Students return to campus, the chaos of classes ensues and we start to ease back into our usual routines. However, one of the most beautiful things in my opinion is our untapped potential to break up those routines.

Insert FallFest. As a several-hour event spread out on South Road and Hooker Fields, FallFest enables students both new and old to engage in what campus organizations have to offer, embrace food and stickers and fliers, as well as sign up for things that pique their interest enough to hopefully spark involvement once the school year starts. This yearly tradition gives students and campus groups the opportunity to recruit new members as well as promote the values and issues they stand for.

Continue reading What is it that draws us to this place like no other?

A Letter to the Class of 2019 from a Recent First-Year at UNC

With less than a month left before you move into your dorms in Chapel Hill, you’re probably thinking you’ve heard every piece of generic “going to college” advice in existence. You’ve gotten lectures about drinking, speeches beginning with, “when I was in school..,” and rants about keeping your GPA up. I’ve been there and heard them all. But, I want to give you some advice that will (hopefully) resonate, from a former first-year to a current one:

Get involved with the Campus Y.

Continue reading A Letter to the Class of 2019 from a Recent First-Year at UNC

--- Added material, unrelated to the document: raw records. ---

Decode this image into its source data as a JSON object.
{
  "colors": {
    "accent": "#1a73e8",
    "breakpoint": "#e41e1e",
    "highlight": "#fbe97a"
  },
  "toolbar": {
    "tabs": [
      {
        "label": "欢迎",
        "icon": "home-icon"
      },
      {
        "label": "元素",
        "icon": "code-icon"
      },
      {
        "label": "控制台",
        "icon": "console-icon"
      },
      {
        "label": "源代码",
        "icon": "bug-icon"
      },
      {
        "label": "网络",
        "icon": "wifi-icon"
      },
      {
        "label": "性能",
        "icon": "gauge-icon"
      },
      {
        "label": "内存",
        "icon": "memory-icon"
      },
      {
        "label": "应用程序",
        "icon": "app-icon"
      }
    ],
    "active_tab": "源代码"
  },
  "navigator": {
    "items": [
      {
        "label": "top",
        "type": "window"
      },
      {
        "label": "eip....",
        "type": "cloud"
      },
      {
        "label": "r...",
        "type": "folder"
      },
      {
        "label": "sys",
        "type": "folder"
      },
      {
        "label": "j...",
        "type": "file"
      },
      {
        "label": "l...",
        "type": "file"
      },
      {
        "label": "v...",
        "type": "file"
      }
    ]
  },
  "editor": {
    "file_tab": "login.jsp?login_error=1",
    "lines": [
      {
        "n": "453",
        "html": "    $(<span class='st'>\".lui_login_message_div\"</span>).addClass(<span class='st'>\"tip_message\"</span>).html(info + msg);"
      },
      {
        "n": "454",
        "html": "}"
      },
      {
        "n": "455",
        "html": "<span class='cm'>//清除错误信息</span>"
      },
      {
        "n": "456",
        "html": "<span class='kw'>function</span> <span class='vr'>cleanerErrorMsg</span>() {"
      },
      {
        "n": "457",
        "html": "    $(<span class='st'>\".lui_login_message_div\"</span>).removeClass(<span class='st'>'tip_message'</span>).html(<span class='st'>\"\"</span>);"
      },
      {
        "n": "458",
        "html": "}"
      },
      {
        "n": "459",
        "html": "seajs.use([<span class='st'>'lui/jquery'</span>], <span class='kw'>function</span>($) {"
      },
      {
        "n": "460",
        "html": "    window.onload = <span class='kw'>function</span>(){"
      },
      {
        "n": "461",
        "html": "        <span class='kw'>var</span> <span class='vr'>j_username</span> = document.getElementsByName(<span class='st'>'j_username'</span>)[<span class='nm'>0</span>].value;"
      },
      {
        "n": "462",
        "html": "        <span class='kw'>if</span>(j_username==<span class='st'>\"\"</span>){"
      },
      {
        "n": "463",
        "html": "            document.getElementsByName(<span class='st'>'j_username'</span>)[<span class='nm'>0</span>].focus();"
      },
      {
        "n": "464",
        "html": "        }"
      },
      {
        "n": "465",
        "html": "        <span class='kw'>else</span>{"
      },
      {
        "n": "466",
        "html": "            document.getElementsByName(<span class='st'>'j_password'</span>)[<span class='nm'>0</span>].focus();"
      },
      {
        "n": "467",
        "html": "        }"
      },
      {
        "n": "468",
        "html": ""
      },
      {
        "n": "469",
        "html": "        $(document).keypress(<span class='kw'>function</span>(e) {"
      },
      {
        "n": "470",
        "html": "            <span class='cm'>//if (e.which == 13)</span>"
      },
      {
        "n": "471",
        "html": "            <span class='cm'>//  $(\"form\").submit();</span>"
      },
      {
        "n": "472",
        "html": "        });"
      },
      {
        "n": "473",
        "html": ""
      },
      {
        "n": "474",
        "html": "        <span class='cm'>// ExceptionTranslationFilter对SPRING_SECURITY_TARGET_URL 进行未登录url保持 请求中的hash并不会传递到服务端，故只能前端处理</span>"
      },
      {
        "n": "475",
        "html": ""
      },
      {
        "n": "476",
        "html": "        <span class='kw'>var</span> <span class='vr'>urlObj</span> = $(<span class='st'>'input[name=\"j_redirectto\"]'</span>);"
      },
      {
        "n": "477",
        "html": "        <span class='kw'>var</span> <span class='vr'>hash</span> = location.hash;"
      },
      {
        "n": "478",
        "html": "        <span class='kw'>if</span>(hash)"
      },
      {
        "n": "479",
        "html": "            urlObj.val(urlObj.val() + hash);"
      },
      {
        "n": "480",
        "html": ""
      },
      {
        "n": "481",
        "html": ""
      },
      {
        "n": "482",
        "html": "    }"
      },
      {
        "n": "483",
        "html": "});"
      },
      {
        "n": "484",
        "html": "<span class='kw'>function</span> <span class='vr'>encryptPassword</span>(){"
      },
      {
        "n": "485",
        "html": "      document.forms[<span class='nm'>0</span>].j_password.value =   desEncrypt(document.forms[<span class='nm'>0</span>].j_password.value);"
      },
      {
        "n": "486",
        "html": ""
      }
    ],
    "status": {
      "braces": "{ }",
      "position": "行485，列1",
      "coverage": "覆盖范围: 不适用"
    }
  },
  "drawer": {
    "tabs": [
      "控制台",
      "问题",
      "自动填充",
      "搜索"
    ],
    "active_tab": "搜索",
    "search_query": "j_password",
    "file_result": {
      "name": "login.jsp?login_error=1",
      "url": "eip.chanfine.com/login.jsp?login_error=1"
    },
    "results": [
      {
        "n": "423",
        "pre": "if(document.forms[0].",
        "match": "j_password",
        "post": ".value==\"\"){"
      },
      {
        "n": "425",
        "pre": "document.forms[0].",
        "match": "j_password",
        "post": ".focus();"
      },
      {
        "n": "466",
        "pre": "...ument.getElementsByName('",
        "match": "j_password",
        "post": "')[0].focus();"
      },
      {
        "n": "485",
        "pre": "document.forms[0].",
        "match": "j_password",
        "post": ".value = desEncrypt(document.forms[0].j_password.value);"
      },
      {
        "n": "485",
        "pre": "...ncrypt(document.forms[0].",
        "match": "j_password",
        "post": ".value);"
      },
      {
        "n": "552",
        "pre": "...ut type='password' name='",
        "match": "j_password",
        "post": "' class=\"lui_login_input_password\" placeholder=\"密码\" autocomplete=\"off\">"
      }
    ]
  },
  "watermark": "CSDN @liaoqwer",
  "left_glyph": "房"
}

Views shared on the blog are not necessarily those of the Campus Y as a whole, but those of the bloggers.